[Start of section]
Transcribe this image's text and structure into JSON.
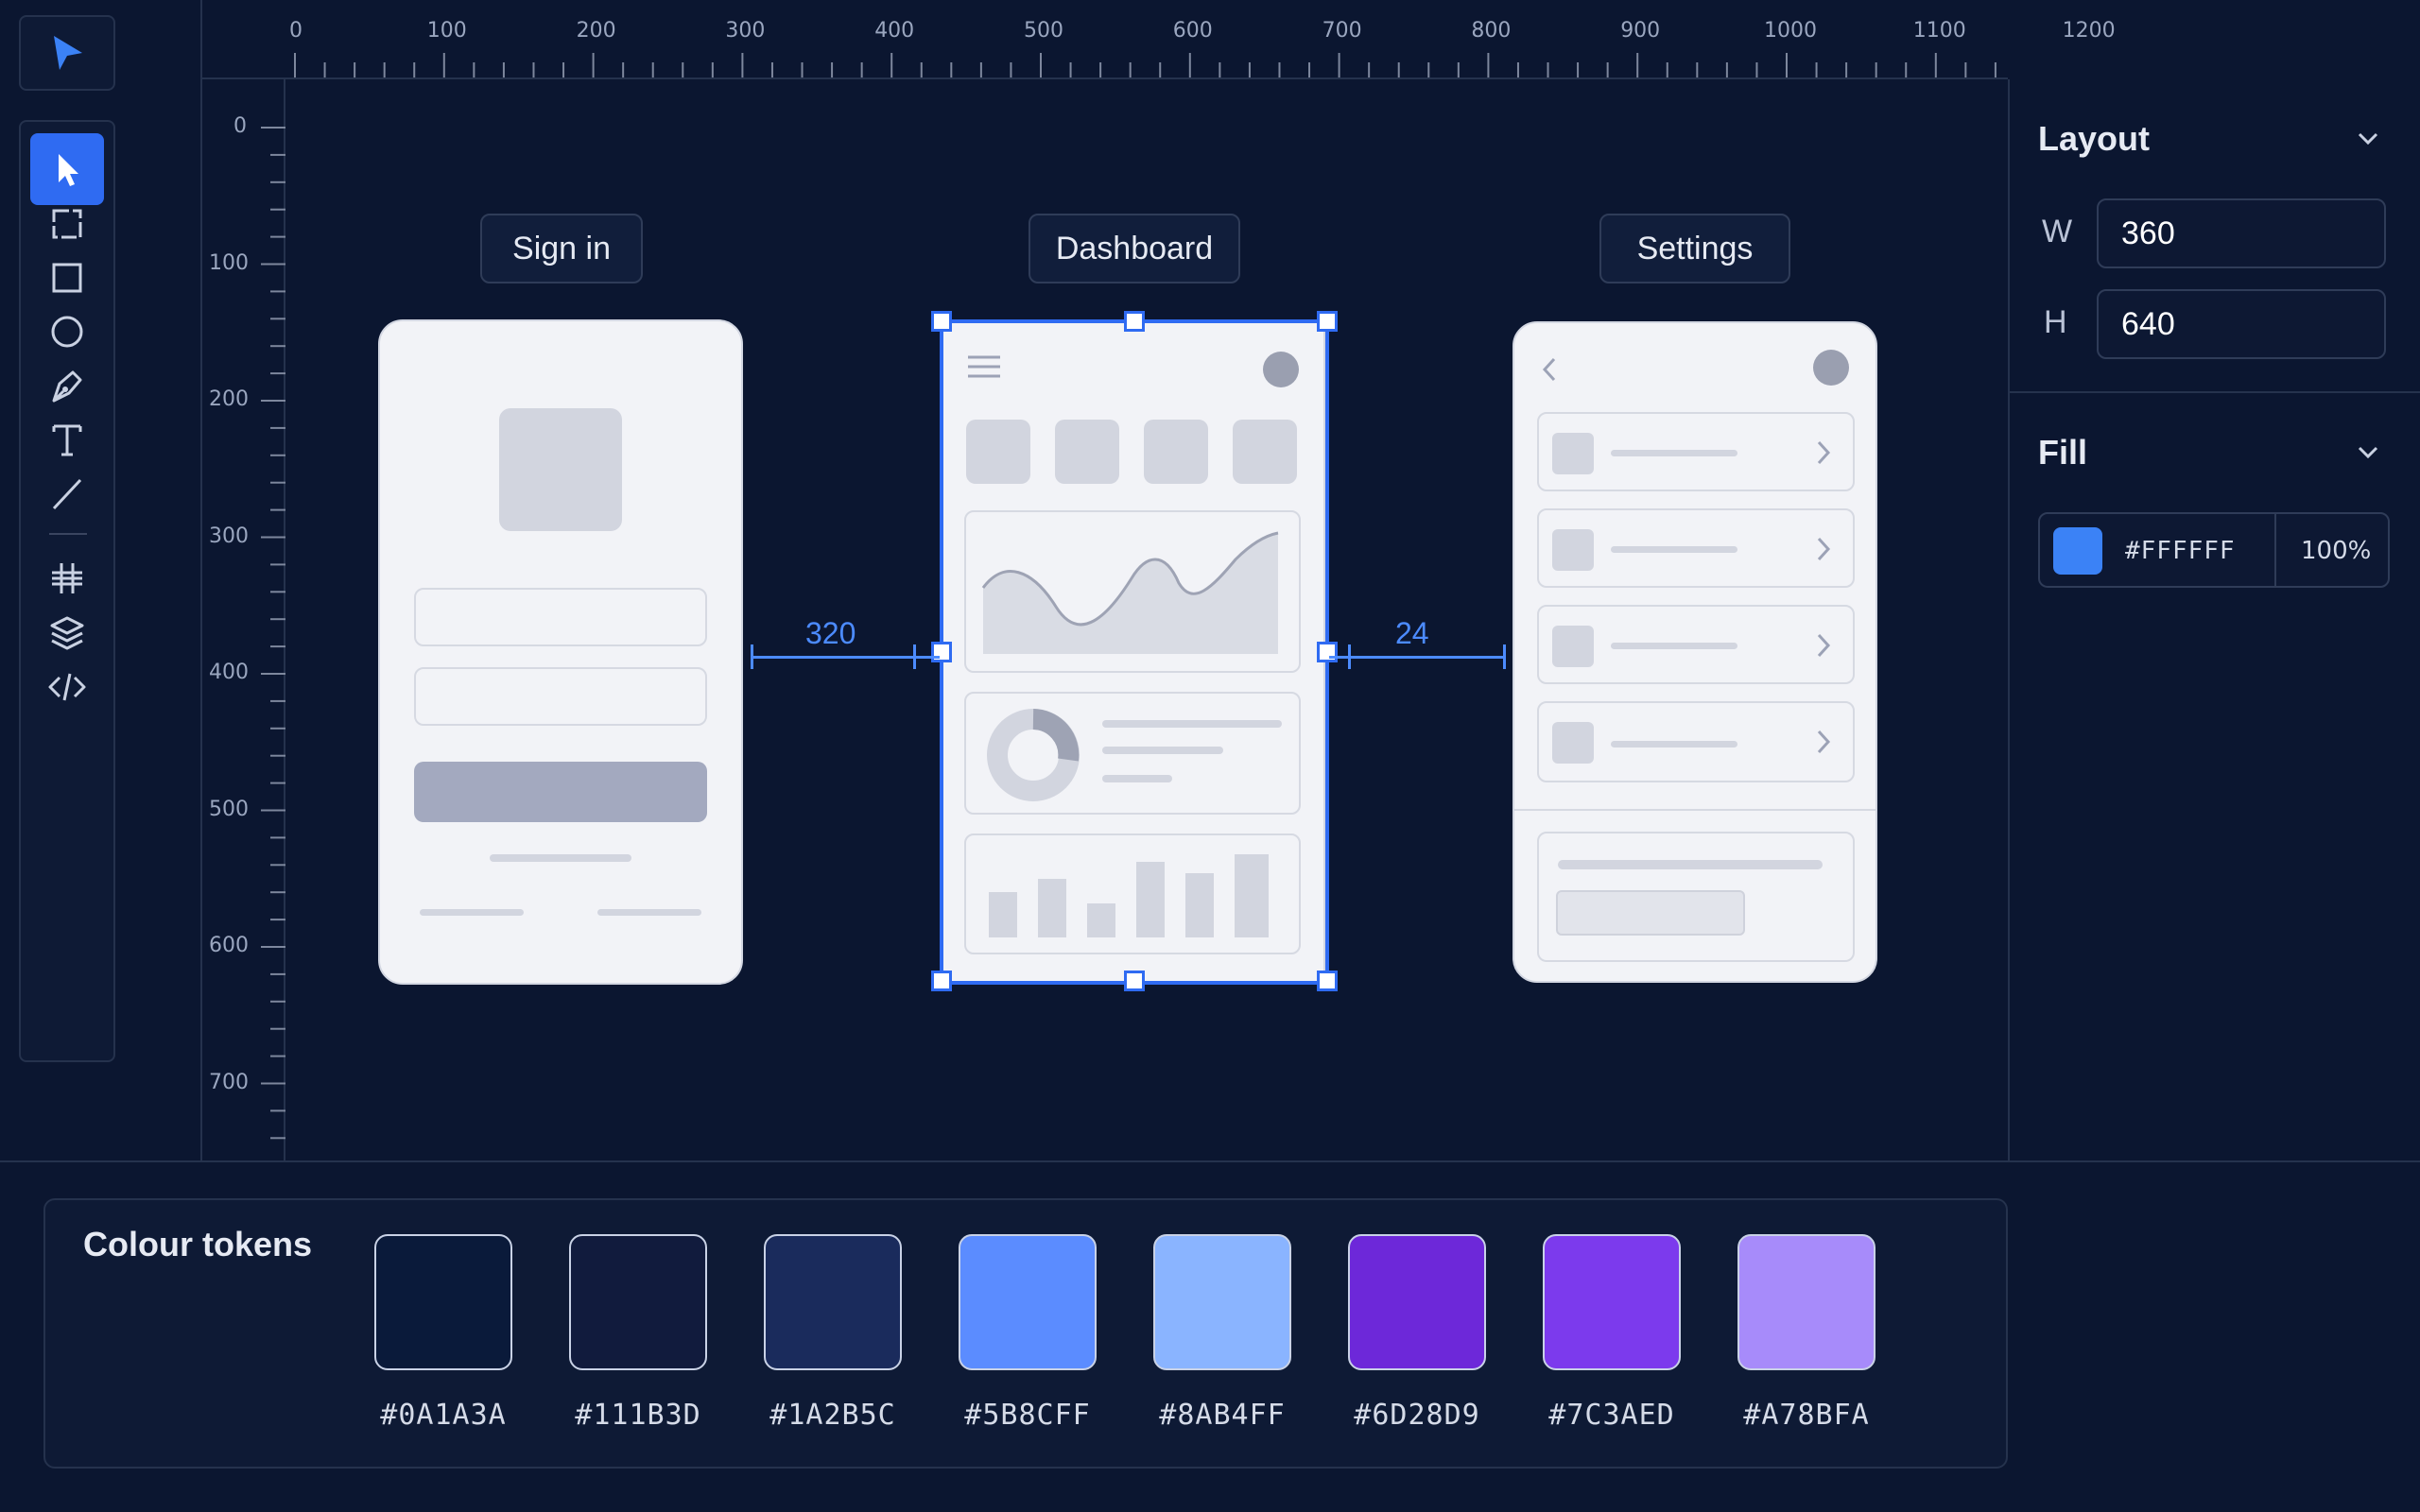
{
  "toolbar": {
    "tools": [
      {
        "icon": "select-arrow-icon",
        "active": true
      },
      {
        "icon": "frame-icon"
      },
      {
        "icon": "rectangle-icon"
      },
      {
        "icon": "ellipse-icon"
      },
      {
        "icon": "pen-icon"
      },
      {
        "icon": "text-icon"
      },
      {
        "icon": "line-icon"
      },
      {
        "icon": "grid-icon"
      },
      {
        "icon": "layers-icon"
      },
      {
        "icon": "code-icon"
      }
    ]
  },
  "ruler": {
    "top_labels": [
      "0",
      "100",
      "200",
      "300",
      "400",
      "500",
      "600",
      "700",
      "800",
      "900",
      "1000",
      "1100",
      "1200"
    ],
    "left_labels": [
      "0",
      "100",
      "200",
      "300",
      "400",
      "500",
      "600",
      "700"
    ]
  },
  "canvas": {
    "frames": [
      {
        "label": "Sign in"
      },
      {
        "label": "Dashboard"
      },
      {
        "label": "Settings"
      }
    ],
    "measure_left": "320",
    "measure_right": "24"
  },
  "panel": {
    "layout_title": "Layout",
    "w_label": "W",
    "w_value": "360",
    "h_label": "H",
    "h_value": "640",
    "fill_title": "Fill",
    "fill_hex": "#FFFFFF",
    "fill_opacity": "100%",
    "fill_swatch_color": "#3B82F6"
  },
  "tokens": {
    "title": "Colour tokens",
    "items": [
      {
        "label": "#0A1A3A",
        "color": "#0A1A3A"
      },
      {
        "label": "#111B3D",
        "color": "#111B3D"
      },
      {
        "label": "#1A2B5C",
        "color": "#1A2B5C"
      },
      {
        "label": "#5B8CFF",
        "color": "#5B8CFF"
      },
      {
        "label": "#8AB4FF",
        "color": "#8AB4FF"
      },
      {
        "label": "#6D28D9",
        "color": "#6D28D9"
      },
      {
        "label": "#7C3AED",
        "color": "#7C3AED"
      },
      {
        "label": "#A78BFA",
        "color": "#A78BFA"
      }
    ]
  }
}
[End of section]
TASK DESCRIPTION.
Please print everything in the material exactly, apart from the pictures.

RESPONSE BELOW.
Transcribe this image's text and structure into JSON.
{
  "toolbar": {
    "tools": [
      {
        "icon": "select-arrow-icon",
        "active": true
      },
      {
        "icon": "frame-icon"
      },
      {
        "icon": "rectangle-icon"
      },
      {
        "icon": "ellipse-icon"
      },
      {
        "icon": "pen-icon"
      },
      {
        "icon": "text-icon"
      },
      {
        "icon": "line-icon"
      },
      {
        "icon": "grid-icon"
      },
      {
        "icon": "layers-icon"
      },
      {
        "icon": "code-icon"
      }
    ]
  },
  "ruler": {
    "top_labels": [
      "0",
      "100",
      "200",
      "300",
      "400",
      "500",
      "600",
      "700",
      "800",
      "900",
      "1000",
      "1100",
      "1200"
    ],
    "left_labels": [
      "0",
      "100",
      "200",
      "300",
      "400",
      "500",
      "600",
      "700"
    ]
  },
  "canvas": {
    "frames": [
      {
        "label": "Sign in"
      },
      {
        "label": "Dashboard"
      },
      {
        "label": "Settings"
      }
    ],
    "measure_left": "320",
    "measure_right": "24"
  },
  "panel": {
    "layout_title": "Layout",
    "w_label": "W",
    "w_value": "360",
    "h_label": "H",
    "h_value": "640",
    "fill_title": "Fill",
    "fill_hex": "#FFFFFF",
    "fill_opacity": "100%",
    "fill_swatch_color": "#3B82F6"
  },
  "tokens": {
    "title": "Colour tokens",
    "items": [
      {
        "label": "#0A1A3A",
        "color": "#0A1A3A"
      },
      {
        "label": "#111B3D",
        "color": "#111B3D"
      },
      {
        "label": "#1A2B5C",
        "color": "#1A2B5C"
      },
      {
        "label": "#5B8CFF",
        "color": "#5B8CFF"
      },
      {
        "label": "#8AB4FF",
        "color": "#8AB4FF"
      },
      {
        "label": "#6D28D9",
        "color": "#6D28D9"
      },
      {
        "label": "#7C3AED",
        "color": "#7C3AED"
      },
      {
        "label": "#A78BFA",
        "color": "#A78BFA"
      }
    ]
  }
}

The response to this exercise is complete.